(Supplied material Opens)

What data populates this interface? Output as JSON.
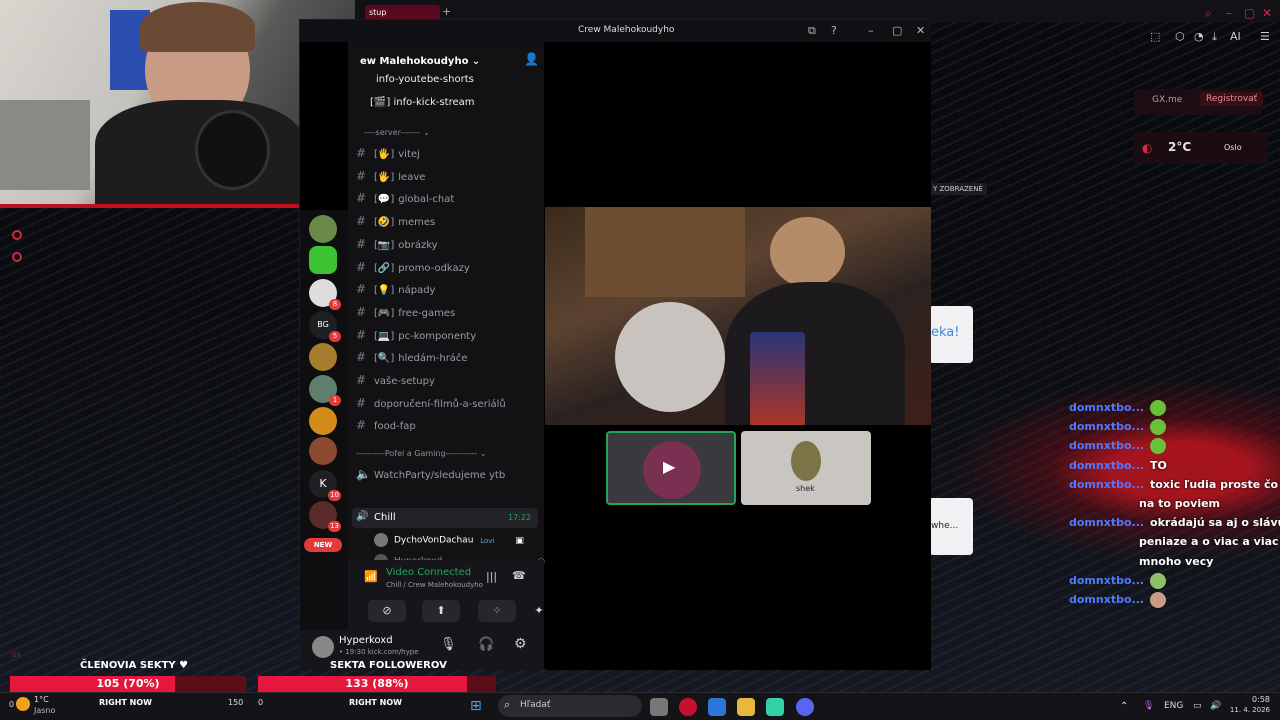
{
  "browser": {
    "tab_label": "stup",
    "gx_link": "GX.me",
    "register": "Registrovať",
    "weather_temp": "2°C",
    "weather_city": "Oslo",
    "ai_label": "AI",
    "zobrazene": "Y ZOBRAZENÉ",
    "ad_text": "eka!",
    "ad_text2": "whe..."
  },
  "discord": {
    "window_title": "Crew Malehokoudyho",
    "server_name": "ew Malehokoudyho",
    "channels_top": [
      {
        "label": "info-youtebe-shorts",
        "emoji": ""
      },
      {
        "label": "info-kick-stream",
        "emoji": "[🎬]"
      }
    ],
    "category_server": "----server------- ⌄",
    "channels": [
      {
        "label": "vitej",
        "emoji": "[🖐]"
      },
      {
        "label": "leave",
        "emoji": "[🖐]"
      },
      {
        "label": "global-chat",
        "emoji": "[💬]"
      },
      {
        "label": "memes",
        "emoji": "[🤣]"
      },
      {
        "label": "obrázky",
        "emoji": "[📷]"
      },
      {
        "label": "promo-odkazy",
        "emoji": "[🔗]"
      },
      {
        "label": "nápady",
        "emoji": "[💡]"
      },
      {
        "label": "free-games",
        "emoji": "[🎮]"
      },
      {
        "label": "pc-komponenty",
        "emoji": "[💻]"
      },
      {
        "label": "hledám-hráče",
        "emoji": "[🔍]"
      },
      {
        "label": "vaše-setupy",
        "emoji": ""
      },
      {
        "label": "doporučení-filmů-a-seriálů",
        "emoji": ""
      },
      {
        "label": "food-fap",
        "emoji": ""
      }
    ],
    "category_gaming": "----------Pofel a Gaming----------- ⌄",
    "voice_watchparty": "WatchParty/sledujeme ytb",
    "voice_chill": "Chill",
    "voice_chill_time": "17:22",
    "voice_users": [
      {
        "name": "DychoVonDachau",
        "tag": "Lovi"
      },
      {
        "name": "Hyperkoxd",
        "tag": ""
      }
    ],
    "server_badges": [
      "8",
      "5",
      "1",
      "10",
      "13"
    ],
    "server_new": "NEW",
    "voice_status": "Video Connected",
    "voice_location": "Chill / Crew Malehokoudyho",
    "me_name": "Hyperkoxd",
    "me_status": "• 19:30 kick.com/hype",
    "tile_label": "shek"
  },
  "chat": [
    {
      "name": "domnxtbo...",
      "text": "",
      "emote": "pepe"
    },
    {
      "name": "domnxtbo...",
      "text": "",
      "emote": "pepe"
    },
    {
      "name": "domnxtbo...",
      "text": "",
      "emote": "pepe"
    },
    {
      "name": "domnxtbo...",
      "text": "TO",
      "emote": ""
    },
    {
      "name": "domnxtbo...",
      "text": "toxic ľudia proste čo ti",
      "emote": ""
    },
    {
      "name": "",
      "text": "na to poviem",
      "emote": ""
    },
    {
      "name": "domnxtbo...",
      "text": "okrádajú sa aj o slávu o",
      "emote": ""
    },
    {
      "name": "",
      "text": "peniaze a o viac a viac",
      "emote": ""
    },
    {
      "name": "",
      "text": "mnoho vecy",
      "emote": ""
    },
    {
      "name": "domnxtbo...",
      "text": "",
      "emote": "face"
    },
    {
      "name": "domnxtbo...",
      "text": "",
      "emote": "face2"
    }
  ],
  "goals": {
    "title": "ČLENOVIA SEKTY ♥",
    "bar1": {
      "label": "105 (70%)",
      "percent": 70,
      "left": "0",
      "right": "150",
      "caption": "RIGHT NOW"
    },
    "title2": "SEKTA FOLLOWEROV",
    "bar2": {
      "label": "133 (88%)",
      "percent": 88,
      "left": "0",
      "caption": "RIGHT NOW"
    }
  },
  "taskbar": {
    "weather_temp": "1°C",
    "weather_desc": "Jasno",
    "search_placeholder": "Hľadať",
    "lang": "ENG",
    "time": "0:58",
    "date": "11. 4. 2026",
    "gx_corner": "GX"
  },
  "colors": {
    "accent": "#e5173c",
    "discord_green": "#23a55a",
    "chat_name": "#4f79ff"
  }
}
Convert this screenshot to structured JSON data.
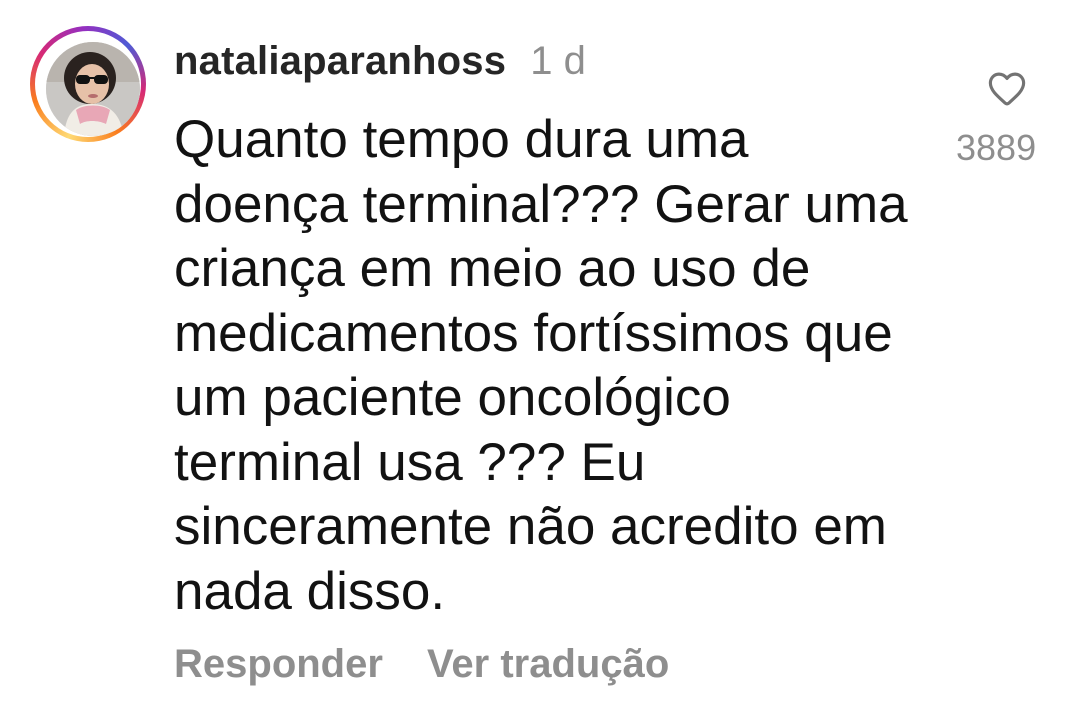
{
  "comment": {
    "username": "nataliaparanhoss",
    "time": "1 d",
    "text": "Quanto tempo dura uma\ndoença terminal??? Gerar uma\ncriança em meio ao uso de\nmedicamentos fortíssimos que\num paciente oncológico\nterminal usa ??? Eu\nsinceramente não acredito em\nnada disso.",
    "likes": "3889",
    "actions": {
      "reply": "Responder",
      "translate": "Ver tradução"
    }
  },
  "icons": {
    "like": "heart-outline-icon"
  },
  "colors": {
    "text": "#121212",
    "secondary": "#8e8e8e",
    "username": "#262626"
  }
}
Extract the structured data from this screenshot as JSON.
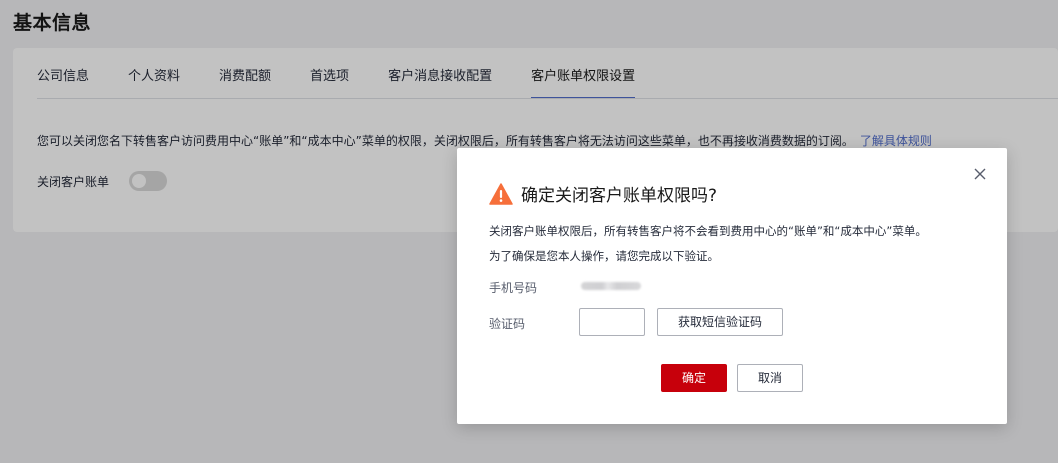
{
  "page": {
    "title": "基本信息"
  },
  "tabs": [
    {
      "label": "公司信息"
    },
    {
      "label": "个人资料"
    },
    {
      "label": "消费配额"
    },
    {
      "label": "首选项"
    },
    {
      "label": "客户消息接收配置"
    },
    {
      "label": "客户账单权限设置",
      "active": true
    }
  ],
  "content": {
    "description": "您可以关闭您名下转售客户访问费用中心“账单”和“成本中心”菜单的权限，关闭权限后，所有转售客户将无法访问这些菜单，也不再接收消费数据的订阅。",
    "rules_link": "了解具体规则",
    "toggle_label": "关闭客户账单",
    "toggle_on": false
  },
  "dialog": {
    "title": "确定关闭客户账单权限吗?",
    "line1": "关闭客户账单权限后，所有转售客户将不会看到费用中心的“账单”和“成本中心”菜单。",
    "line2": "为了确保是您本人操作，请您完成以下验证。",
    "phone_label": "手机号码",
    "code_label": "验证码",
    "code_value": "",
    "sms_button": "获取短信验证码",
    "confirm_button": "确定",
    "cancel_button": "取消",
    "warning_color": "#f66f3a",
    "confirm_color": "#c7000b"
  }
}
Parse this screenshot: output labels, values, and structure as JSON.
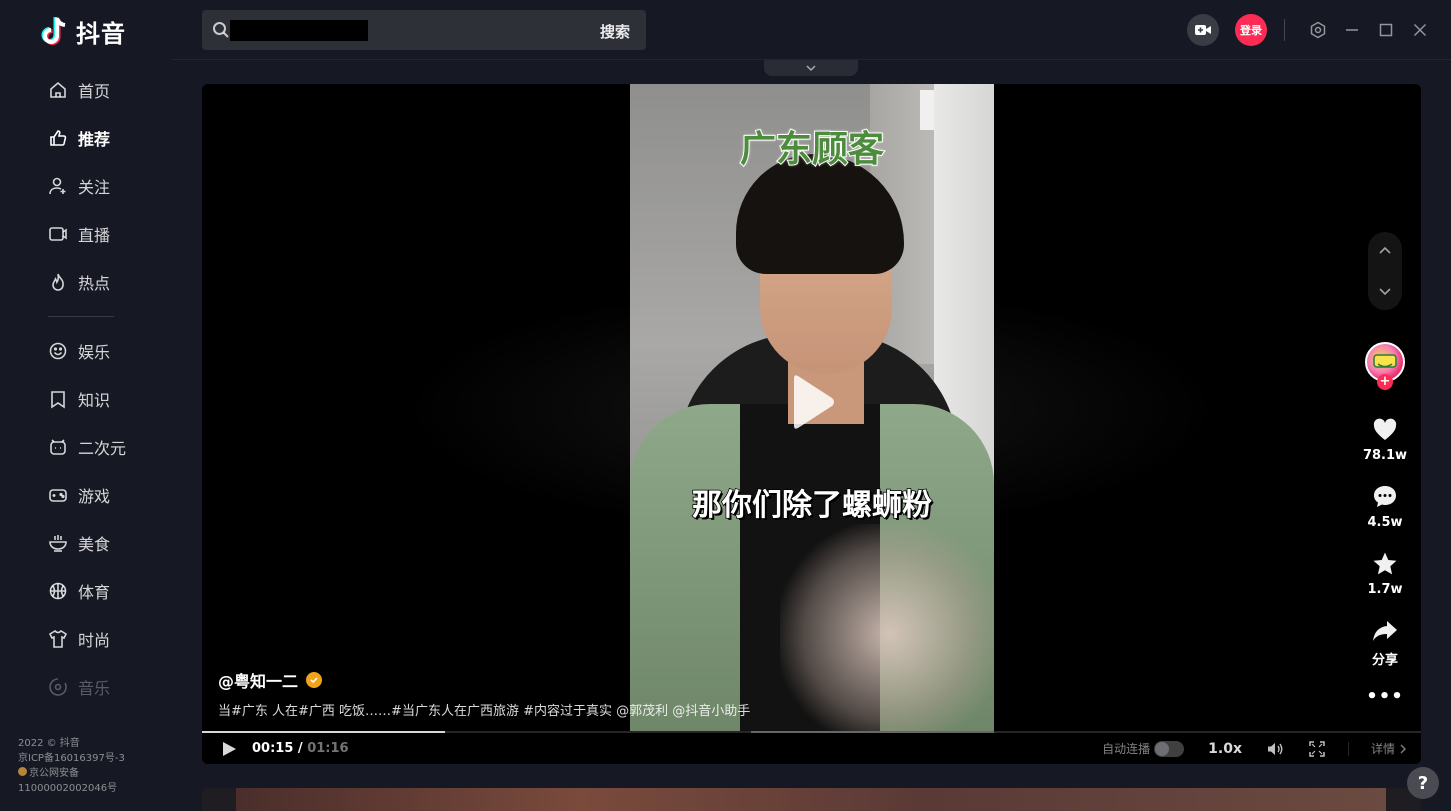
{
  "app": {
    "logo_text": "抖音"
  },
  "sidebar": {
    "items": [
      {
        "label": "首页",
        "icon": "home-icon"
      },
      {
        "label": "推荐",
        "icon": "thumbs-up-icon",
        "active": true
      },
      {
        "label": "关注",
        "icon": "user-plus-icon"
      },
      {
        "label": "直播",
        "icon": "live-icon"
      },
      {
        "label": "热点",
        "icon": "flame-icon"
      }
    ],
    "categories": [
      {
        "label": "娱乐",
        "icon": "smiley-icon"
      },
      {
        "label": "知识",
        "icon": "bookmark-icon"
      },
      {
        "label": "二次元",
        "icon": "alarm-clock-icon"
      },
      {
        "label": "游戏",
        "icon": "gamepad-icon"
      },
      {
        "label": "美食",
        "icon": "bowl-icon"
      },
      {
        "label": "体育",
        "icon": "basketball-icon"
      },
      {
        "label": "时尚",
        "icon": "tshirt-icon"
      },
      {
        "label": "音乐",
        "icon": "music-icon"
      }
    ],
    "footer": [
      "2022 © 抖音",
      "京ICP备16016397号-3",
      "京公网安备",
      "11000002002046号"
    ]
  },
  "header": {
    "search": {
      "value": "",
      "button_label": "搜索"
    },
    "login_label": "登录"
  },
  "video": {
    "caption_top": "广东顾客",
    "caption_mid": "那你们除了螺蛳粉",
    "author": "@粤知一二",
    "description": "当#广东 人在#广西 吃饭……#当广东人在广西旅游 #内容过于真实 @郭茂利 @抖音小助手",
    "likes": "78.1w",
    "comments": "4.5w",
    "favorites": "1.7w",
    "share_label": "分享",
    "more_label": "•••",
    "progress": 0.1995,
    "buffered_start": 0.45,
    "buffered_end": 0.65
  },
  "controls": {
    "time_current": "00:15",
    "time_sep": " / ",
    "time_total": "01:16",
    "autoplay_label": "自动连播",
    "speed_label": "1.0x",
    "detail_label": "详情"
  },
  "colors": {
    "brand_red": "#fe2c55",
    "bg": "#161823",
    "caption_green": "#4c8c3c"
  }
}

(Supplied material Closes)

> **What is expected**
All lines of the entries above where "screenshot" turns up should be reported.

> **The answer**
Convert this screenshot to structured JSON data.
Extract the structured data from this screenshot as JSON.
Parse this screenshot: output labels, values, and structure as JSON.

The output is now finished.